How To Spice Up Your Freelancing Resume: Do you find yourself working as a freelancer? If so, you’re not alone.
While the exact number of freelancers is hard to pin down, experts estimate that gig worker make up around 36% of the U.S. economy. While jobs that offer benefits would be nice, freelancing can pay the bills, if nothing else.
There is the potential to make a lot of money by freelancing, however. The key is to have the ultimate freelancing resume.
To help give you a fighting chance in the trying times of today, we’re going to look at exactly what you should include on a freelancer resume. Once you finish reading, you’ll know what you can do to get attract clients.
Read on to learn all about what goes on a freelance resume.
Stick With a Standard Format
Freelancing isn’t like a full-time, traditional job, and because of that, it might seem tempting to get creative with your resume. Try to avoid doing that.
Clients don’t want to have to decipher a wonky resume. They want to be able to look at your resume and get the information they need in a matter of seconds.
Because of that, make sure to stick with a standard resume format. Speak in the third person, don’t go overboard with design elements, and keep things as simple as possible.
Customize Your Resume for Specific Jobs
Yes, it’s exhausting to have to tailor resumes and cover letters to specific jobs, and applying for jobs in of itself is a job (albeit an unpaid one). But remember that clients and employers often sift through hundreds of resumes.
If yours appears to general or non-specific, there’s a good chance it’ll end up in the discard pile as well.
Try saving a few different versions of your resume on your computer to fit general job categories. That makes it easier to edit and update the details when needed.
Don’t Undervalue Your Education
It’s true that your college major matters less and less each year. However, don’t make the mistake of undervaluing your education. Employers still want to see it.
Include an Education section that includes information like relevant courses and certifications. This helps show clients and employers how skilled you are in a particular field.
It can also help timestamp certain skills, showing that you’ve been cultivating them for a long time.
Keep in mind that in most cases, the person looking at your resume doesn’t care about your GPA. They want to see the right skills and experience in and out of the classroom. Most don’t care whether you made Dean’s List.
Quantify Your Achievements

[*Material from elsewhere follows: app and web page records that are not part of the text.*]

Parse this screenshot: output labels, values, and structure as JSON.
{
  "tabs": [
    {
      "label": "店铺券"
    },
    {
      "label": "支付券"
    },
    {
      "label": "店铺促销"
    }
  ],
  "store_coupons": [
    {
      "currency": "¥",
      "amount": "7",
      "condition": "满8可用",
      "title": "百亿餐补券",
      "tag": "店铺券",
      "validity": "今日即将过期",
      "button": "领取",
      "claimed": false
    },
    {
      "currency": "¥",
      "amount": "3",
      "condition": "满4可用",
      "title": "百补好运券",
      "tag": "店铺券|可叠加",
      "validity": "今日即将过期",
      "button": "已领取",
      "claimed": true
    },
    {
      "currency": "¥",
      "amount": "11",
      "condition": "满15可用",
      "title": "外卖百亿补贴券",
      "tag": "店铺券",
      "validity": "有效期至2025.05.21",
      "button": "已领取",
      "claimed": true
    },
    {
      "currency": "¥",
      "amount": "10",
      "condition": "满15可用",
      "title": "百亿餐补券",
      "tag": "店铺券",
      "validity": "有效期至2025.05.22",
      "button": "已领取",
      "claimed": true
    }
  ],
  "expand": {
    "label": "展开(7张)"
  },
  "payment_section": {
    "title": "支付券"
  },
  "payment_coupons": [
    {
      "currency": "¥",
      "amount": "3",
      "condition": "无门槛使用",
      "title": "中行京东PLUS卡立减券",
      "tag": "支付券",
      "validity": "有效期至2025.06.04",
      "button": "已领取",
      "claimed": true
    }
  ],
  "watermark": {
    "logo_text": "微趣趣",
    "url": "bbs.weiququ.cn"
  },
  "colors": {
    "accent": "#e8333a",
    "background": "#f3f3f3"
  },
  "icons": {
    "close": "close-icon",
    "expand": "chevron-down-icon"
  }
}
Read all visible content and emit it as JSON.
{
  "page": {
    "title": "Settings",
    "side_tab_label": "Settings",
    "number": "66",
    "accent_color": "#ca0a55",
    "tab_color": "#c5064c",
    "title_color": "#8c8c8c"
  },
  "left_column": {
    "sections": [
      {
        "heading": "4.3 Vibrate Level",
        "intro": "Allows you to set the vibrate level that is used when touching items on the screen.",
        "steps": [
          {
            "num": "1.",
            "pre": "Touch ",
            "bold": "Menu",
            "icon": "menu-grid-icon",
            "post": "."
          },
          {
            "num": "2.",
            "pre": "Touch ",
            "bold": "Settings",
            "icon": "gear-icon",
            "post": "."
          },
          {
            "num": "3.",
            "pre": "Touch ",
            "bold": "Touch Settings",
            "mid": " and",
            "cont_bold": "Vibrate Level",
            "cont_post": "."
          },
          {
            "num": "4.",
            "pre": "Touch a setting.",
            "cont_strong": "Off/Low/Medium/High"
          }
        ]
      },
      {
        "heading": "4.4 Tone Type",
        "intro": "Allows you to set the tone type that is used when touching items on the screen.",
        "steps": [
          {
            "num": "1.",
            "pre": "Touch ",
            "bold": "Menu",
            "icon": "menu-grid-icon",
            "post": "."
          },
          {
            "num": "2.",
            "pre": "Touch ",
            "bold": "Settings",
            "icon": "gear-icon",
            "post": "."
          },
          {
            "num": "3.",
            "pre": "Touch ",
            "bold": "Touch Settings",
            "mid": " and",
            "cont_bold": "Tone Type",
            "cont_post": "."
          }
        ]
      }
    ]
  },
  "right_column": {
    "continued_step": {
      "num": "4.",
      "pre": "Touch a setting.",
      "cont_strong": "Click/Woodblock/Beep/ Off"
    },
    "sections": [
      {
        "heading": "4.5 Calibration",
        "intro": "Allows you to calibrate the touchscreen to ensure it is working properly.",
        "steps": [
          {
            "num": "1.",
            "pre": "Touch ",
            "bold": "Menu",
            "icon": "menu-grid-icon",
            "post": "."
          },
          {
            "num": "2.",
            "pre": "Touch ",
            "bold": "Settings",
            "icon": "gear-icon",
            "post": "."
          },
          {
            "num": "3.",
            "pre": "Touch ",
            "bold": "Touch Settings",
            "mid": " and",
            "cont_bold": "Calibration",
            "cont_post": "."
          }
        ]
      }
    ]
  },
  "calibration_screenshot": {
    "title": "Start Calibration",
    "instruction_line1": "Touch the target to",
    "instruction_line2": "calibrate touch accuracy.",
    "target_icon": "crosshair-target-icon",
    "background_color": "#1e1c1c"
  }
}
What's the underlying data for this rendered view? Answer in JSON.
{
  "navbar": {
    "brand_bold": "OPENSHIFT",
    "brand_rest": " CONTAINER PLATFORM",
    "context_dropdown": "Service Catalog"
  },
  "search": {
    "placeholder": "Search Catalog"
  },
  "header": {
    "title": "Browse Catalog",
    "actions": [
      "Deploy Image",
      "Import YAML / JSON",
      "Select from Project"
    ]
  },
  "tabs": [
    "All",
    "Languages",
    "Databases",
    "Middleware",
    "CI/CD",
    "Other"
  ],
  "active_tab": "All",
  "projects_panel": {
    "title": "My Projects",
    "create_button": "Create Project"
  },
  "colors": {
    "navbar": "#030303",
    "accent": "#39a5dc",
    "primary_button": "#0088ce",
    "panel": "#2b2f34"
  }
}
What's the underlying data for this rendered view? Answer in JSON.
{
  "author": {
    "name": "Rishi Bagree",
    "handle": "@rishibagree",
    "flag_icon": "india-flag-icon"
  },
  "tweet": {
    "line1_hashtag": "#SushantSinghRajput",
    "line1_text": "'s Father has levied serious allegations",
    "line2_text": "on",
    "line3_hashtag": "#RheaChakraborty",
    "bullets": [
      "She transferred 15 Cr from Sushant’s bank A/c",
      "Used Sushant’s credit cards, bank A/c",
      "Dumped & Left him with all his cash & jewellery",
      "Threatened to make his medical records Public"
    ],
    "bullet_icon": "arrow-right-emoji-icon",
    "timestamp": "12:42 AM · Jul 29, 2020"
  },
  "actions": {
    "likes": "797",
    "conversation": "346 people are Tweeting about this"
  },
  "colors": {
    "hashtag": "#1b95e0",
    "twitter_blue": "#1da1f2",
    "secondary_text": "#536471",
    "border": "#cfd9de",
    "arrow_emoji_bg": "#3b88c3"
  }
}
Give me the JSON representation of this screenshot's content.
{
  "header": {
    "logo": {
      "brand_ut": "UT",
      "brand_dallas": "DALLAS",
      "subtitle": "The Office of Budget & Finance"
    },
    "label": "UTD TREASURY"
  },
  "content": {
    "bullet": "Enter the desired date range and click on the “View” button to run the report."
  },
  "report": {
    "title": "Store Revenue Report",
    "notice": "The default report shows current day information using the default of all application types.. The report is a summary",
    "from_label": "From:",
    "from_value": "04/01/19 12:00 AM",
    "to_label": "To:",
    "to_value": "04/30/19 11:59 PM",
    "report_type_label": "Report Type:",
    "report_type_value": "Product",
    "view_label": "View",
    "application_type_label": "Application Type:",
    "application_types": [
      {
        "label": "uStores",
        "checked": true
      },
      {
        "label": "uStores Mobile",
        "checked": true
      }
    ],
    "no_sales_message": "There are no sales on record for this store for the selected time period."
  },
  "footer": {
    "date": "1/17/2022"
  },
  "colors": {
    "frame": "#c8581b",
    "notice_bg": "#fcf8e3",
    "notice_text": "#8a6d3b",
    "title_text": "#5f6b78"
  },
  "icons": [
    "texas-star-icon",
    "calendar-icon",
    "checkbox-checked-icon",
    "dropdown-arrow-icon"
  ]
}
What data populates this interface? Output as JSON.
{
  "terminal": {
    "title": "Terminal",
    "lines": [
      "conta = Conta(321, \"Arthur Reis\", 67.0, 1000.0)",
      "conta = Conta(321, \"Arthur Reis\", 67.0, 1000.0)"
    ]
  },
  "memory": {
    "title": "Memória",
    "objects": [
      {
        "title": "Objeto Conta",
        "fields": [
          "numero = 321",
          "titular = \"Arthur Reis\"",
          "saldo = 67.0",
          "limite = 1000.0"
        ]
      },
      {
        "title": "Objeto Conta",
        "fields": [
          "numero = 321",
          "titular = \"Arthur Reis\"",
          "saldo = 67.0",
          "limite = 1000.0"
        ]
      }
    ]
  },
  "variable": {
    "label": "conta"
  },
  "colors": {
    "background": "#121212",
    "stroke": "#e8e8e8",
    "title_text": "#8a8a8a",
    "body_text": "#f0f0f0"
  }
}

Something that all people with resumes, not just freelancers, should do is quantify their achievements. What does that mean?
Let’s take a look at two example sentences.
- Worked to grow an email subscriber list
- Grew email subscriber list from 300 to 1,000 in two months
The first example is vague. It doesn’t tell recruiters anything about what your actual results were. Maybe you worked hard to grow the email subscriber list but ultimately failed.
On the other hand, the second sentence provides employers with a timestamp and a concrete figure. They’re now much more likely to see that figure and remember your accomplishment.
Link to Your Socials
Most freelancers use their social media accounts more than traditional, full-time workers. Because of that, adding links to them on your resume is always a good idea.
While you don’t have to link to every account, make sure to add the most important ones. For many freelancers, this includes sites like Linkedin and Twitter. Freelance photographers may want to link to their Instagram.
If you have a portfolio or your own website, you also add that. Doing so can help employers recognize that you’re not like the masses of other people applying for a position.
Talk Yourself up
There’s a time and place for modesty. Most of the time, your resume isn’t it. Don’t be afraid to talk yourself up and really sell yourself when writing it.
Worked with any big clients or companies in the past? Make sure to mention them. Have any big connections you feel like bragging about? Don’t be afraid to talk about your relationship with them.
If you’re struggling to keep track of all the client relationships you’ve formed, client relationship management software might be the best tool for you.
Being too humble won’t allow your achievements to shine through.
It’s okay to brag a bit on your resume and cover letter. Doing so is how you get hired for jobs!
Most modern, forward-thinking companies aren’t looking for cookie-cutter candidates. They’re after people that can fill the role and mesh well with company culture.
If you don’t allow your personality to shine through your resume or cover letter, no client or company is going to extend you an invitation to work together.
Try including things like side businesses, passion projects, and anything else that might not seem relevant at first glance. You might end up mentioning the right thing that helps land you the job.
Understand How to Strengthen Your Freelancing Resume
Freelancing is hard, especially when you’re first starting. That’s why strengthening your freelance resume to highlight your background, skills, and experience is so important.
Use this guide to help you do that. By following the points mentioned in this guide, you’ll have no problem creating a freelancer resume that clients love to see.
Do you now have a better idea of how to build a freelancing resume? If you do, make sure to check out the rest of our site for more great content.